Fred Thompson Makes It Official While eight Republican candidates were trudging through yet another debate in New Hampshire last night Fred Thompson upstaged them -- from Los Angeles. He went on the Tonight Show with Jay Leno and finally announced he was running for the White House. Also, more grim news on Iraq, and investors question whether Apple has stumbled with its new iPhone. Jim Sterngold guest hosts.
Has Time Run Out on President Bush's Surge in Iraq? President Bush is receiving reports and advice as Congress holds hearings and military leaders, government agencies and outside experts analyze the troubled war in Iraq. Many politicians are demanding a phased withdrawal. Has time run out on the President's surge? Jim Sterngold guest hosts.
Has Time Run Out on President Bush's Surge in Iraq? President Bush is receiving reports and advice, as Congress holds hearings and military leaders, government agencies and outside experts analyze the troubled war in Iraq. Many politicians are demanding a phased withdrawal. Has time run out on the President's surge? Also, German police break up a terrorist plot, and our perhaps too-high expectations from professional athletes. Jim Sterngold guest hosts.
Terrorism and tweets, hate speech and murder Just days before an election, Britain is coping with a rash of deadly terrorism, and Prime Minister Theresa May is on the defensive. And again today, President Trump has tweeted criticism of the Mayor of London. Later, a double murder in Portland, Oregon has revealed the ugly past of a supposedly “progressive” city. One immediate question: is “hate speech” protected by the First Amendment?

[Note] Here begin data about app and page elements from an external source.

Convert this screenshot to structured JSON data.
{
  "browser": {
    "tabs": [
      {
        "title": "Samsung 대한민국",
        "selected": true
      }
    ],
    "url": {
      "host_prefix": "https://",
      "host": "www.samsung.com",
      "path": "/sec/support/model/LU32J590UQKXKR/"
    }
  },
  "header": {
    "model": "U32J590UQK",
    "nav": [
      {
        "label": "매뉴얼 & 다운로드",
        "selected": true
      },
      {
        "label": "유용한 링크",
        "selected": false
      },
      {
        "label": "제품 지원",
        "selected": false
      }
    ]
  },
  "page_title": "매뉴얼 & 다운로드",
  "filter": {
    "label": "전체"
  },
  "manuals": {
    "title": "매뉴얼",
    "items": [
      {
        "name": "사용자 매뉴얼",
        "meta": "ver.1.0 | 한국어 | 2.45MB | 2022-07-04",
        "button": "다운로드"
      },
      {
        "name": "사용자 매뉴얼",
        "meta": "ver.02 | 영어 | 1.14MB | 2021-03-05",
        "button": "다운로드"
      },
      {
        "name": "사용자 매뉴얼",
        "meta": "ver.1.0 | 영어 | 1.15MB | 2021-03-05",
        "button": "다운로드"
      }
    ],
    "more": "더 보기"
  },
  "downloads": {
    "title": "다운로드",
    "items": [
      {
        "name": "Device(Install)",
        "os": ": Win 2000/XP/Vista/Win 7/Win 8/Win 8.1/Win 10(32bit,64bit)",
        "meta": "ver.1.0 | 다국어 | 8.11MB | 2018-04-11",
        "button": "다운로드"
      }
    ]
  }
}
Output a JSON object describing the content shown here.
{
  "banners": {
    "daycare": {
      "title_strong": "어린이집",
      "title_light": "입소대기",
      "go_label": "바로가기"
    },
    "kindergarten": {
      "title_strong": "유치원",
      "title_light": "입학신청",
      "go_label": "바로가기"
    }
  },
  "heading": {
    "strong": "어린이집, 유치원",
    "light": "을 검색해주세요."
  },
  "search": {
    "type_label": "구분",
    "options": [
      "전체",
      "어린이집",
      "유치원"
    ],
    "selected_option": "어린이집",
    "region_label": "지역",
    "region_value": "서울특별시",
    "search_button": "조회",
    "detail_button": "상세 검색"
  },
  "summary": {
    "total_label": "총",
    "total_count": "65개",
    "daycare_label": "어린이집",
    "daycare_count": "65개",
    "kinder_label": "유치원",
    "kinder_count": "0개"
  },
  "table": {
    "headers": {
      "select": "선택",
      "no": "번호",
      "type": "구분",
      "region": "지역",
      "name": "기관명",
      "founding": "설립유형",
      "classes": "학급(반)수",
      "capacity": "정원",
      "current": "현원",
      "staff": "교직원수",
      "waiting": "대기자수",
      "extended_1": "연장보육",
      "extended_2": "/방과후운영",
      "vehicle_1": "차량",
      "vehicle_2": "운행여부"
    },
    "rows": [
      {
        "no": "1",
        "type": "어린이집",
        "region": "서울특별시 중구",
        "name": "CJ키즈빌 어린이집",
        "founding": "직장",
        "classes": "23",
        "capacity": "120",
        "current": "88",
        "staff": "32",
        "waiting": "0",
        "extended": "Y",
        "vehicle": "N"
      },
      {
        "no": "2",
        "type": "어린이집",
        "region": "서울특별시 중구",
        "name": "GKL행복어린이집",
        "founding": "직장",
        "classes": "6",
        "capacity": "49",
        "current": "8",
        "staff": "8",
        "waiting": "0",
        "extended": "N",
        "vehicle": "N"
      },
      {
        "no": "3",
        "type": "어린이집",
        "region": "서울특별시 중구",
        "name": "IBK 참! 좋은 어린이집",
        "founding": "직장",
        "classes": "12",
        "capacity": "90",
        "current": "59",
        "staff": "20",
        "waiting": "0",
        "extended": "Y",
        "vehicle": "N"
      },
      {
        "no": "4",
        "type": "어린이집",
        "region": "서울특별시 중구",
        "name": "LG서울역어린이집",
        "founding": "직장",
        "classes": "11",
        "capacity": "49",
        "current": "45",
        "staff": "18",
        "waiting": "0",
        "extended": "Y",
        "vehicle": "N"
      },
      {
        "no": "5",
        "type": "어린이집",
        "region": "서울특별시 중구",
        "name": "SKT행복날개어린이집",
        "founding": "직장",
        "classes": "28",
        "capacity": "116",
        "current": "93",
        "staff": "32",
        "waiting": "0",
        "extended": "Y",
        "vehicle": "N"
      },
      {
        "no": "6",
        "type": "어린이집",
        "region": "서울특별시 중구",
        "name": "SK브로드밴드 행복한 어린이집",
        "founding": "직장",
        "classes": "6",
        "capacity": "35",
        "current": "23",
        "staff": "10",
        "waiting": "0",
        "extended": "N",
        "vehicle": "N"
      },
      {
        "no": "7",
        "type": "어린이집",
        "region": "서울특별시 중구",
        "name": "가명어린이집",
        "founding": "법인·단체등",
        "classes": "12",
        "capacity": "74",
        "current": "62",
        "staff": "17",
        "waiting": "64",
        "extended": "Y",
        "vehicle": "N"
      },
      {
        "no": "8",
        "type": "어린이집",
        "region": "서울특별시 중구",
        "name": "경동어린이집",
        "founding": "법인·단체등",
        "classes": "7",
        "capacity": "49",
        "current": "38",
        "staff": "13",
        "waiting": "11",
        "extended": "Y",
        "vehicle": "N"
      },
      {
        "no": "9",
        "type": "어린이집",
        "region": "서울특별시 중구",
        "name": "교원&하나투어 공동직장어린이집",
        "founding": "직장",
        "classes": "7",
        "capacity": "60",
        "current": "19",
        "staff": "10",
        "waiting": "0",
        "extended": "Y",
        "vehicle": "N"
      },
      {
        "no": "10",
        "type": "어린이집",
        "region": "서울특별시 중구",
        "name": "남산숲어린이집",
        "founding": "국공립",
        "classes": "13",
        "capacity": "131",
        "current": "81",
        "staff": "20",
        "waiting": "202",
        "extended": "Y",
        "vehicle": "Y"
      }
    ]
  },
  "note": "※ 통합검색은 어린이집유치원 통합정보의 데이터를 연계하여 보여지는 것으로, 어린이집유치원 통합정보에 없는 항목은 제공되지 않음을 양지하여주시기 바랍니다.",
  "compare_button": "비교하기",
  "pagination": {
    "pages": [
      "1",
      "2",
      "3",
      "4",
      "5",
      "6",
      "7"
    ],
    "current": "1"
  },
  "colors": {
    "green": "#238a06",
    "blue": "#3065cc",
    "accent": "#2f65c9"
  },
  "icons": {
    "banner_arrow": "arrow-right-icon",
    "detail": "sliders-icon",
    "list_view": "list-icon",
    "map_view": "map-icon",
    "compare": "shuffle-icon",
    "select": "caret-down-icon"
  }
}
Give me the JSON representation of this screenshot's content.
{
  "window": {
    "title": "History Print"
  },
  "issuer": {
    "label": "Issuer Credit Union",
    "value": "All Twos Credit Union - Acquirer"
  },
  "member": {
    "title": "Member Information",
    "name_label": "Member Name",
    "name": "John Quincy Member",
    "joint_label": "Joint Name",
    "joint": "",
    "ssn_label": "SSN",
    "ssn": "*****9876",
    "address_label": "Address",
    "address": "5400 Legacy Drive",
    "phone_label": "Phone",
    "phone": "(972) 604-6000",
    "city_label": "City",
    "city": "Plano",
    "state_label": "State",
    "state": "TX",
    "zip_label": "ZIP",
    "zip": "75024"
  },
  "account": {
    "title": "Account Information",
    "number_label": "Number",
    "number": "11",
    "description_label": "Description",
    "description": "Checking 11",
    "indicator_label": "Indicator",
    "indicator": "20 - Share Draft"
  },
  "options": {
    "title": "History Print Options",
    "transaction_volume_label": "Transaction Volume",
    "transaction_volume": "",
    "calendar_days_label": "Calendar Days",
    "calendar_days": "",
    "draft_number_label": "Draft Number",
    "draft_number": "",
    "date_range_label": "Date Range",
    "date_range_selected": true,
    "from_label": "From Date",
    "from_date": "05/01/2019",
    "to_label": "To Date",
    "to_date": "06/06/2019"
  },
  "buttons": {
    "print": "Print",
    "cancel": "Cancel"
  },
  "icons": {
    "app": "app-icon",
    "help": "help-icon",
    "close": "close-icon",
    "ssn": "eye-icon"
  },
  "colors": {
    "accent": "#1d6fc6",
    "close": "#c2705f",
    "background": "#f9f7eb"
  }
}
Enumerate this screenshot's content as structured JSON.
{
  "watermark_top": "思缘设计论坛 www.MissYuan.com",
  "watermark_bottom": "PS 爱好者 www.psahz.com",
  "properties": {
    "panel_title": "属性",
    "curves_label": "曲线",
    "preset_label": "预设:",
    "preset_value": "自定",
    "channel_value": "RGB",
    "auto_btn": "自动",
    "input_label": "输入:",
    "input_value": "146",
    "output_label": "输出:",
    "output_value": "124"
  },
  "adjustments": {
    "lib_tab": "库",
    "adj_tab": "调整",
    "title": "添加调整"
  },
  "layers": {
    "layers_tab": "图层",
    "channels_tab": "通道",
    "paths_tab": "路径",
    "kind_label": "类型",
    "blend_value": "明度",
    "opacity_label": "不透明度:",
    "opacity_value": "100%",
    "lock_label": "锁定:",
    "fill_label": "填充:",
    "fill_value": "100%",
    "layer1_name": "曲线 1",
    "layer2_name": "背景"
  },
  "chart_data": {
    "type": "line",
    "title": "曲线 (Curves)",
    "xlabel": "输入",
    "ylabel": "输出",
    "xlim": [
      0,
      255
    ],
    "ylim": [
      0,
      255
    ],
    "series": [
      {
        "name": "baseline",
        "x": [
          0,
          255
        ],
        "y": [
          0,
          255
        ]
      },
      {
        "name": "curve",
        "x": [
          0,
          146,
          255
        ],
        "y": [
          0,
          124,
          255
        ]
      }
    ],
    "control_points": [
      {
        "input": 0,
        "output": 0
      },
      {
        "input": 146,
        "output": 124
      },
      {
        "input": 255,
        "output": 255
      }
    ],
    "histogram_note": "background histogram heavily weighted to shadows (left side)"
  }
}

Human Rights in the era of Donald Trump President Trump’s UN Ambassador, Nikki Haley, said today the US might pull out of the United Nations’ Human Rights Council. Serious violators of human rights are members of the Council itself–and a US resignation could make things worse. Later on today’s show, now that he’s into his second term, comedian turned US Senator Al Franken is telling jokes again.
Janesville and the American Dream Janesville, Wisconsin is the hometown of Republican House Speaker Paul Ryan. But he couldn’t prevent the closing of the General Motors factory after 100 years. On this Memorial Day rebroadcast of To the Point, we hear what’s happened to what once was a model of American middle-class unity.
Venezuela spirals into economic and political chaos Venezuela, a country whose potential for prosperity is unmatched, finds itself on the verge of civil war. What sustains the repressive government? With time running out, guest host León Krauze looks at what the international community can do to pull the country from the edge of collapse.